Severe erosion in South San Clemente closed down the railroad tracks from Dana Point to Oceanside for months on several occasions due to ongoing beach erosion and movement on the track. In September 2021, erosion began a string of emergency actions for placement of riprap armoring in an attempt to stabilize the tracks. So far, OCTA has requested four emergency permits from the California Coastal Commission and been granted permission for emergency placement of 26,500 tons of riprap boulders on the beach over approximately 700 linear feet. OCTA was also granted an emergency permit to construct permanent bluff stabilization on the landward side of the tracks using bluff tiebacks.
The railroad tracks along South Orange County were originally constructed in 1888 and the rock revetment in the 1930's. The Orange County Transportation Authority (OCTA) purchased the railroad right-of-way in 1993. At present day, passenger cars Metrolink and Amtrak's Surfliner regularly use the tracks. The tracks have been subject to periodic maintenance including a large scale maintenance operation in 2003 involving expansion of the riprap revetment. Overtime, South Orange County's beaches have been subjected to increased erosion due to rising seas, manmade alterations such as the channelization of waterways that historically provided sediment to the coast and the extensive armoring of the coast that disrupts natural sediment deposition and prevents bluff erosion from nourishing the beaches.
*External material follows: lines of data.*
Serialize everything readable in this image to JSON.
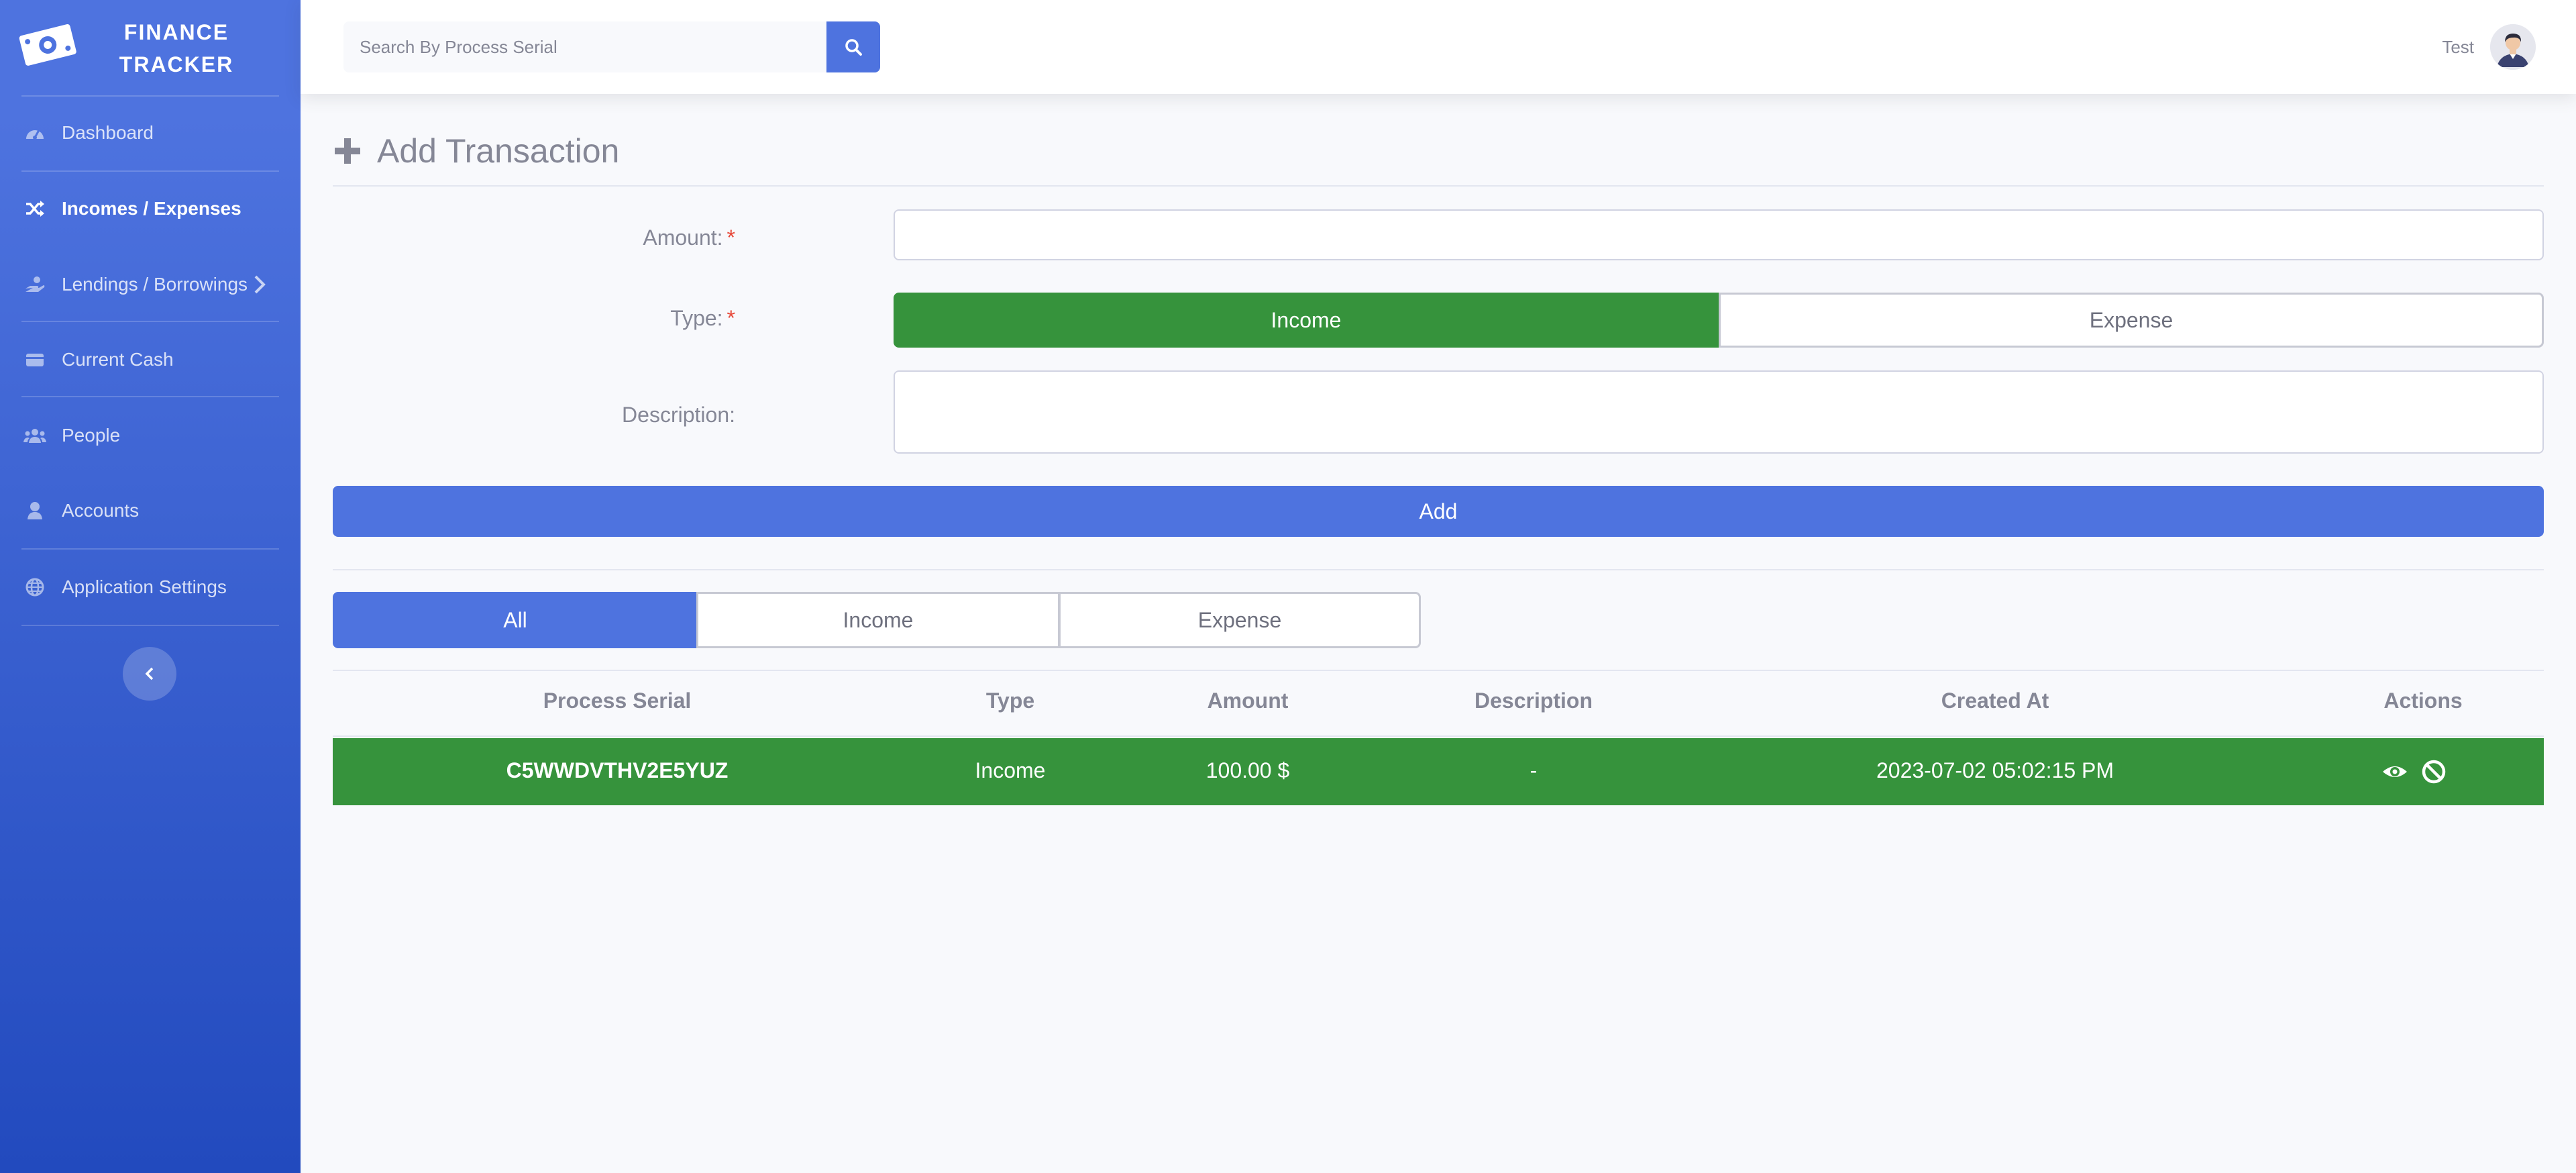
{
  "brand": {
    "line1": "FINANCE",
    "line2": "TRACKER"
  },
  "sidebar": {
    "items": [
      {
        "label": "Dashboard",
        "icon": "gauge-icon"
      },
      {
        "label": "Incomes / Expenses",
        "icon": "shuffle-icon",
        "active": true
      },
      {
        "label": "Lendings / Borrowings",
        "icon": "hand-holding-icon",
        "has_submenu": true
      },
      {
        "label": "Current Cash",
        "icon": "wallet-icon"
      },
      {
        "label": "People",
        "icon": "users-icon"
      },
      {
        "label": "Accounts",
        "icon": "user-icon"
      },
      {
        "label": "Application Settings",
        "icon": "globe-icon"
      }
    ]
  },
  "topbar": {
    "search_placeholder": "Search By Process Serial",
    "user_name": "Test"
  },
  "page": {
    "title": "Add Transaction"
  },
  "form": {
    "amount_label": "Amount:",
    "amount_value": "",
    "type_label": "Type:",
    "required_mark": "*",
    "type_options": [
      "Income",
      "Expense"
    ],
    "type_selected": "Income",
    "description_label": "Description:",
    "description_value": "",
    "add_label": "Add"
  },
  "filters": {
    "options": [
      "All",
      "Income",
      "Expense"
    ],
    "selected": "All"
  },
  "table": {
    "headers": [
      "Process Serial",
      "Type",
      "Amount",
      "Description",
      "Created At",
      "Actions"
    ],
    "rows": [
      {
        "serial": "C5WWDVTHV2E5YUZ",
        "type": "Income",
        "amount": "100.00 $",
        "description": "-",
        "created_at": "2023-07-02 05:02:15 PM"
      }
    ]
  },
  "colors": {
    "primary": "#4e73df",
    "income": "#36933c",
    "danger": "#e74a3b"
  }
}
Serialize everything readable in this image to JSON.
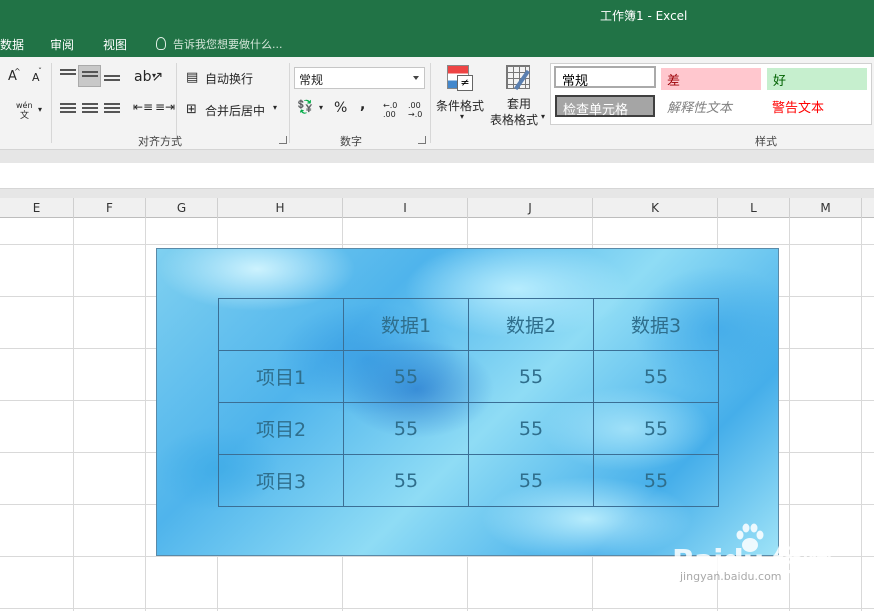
{
  "window": {
    "title": "工作簿1 - Excel"
  },
  "tabs": [
    {
      "label": "数据"
    },
    {
      "label": "审阅"
    },
    {
      "label": "视图"
    }
  ],
  "tell_me": {
    "placeholder": "告诉我您想要做什么..."
  },
  "ribbon": {
    "font_group": {
      "grow_label": "A",
      "shrink_label": "A",
      "phonetic_label": "wén"
    },
    "alignment": {
      "wrap_text": "自动换行",
      "merge_center": "合并后居中",
      "group_label": "对齐方式"
    },
    "number": {
      "format_value": "常规",
      "percent": "%",
      "comma": ",",
      "group_label": "数字"
    },
    "styles": {
      "conditional_formatting": "条件格式",
      "format_as_table_line1": "套用",
      "format_as_table_line2": "表格格式",
      "cells": [
        {
          "label": "常规",
          "bg": "#ffffff",
          "fg": "#000000"
        },
        {
          "label": "差",
          "bg": "#ffc7ce",
          "fg": "#9c0006"
        },
        {
          "label": "好",
          "bg": "#c6efce",
          "fg": "#006100"
        },
        {
          "label": "检查单元格",
          "bg": "#a5a5a5",
          "fg": "#ffffff"
        },
        {
          "label": "解释性文本",
          "bg": "#ffffff",
          "fg": "#7f7f7f"
        },
        {
          "label": "警告文本",
          "bg": "#ffffff",
          "fg": "#ff0000"
        }
      ],
      "group_label": "样式"
    }
  },
  "columns": [
    "E",
    "F",
    "G",
    "H",
    "I",
    "J",
    "K",
    "L",
    "M"
  ],
  "picture_table": {
    "header": [
      "",
      "数据1",
      "数据2",
      "数据3"
    ],
    "rows": [
      [
        "项目1",
        "55",
        "55",
        "55"
      ],
      [
        "项目2",
        "55",
        "55",
        "55"
      ],
      [
        "项目3",
        "55",
        "55",
        "55"
      ]
    ]
  },
  "watermark": {
    "logo": "Baidu 经验",
    "url": "jingyan.baidu.com"
  },
  "colors": {
    "excel_green": "#217346",
    "ribbon_bg": "#f3f3f3"
  }
}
The Coastal Commission requires emergency permits be followed up with coastal development permits (CDP) for full review of Coastal Act consistency. The CDP hearing will be held in the future.
It is clear that maintaining the railroad tracks along the beach in San Clemente has already led to the destruction of portions of Dana Point and San Clemente's beaches and will only exacerbate erosion as sea levels rise. We must start planning now to relocate the tracks and restore the beach - or this great resource will be lost to present and future generations. Surfrider will advocate as part of the follow up coastal development permit that OCTA commit to relocating the tracks and restoring the beach.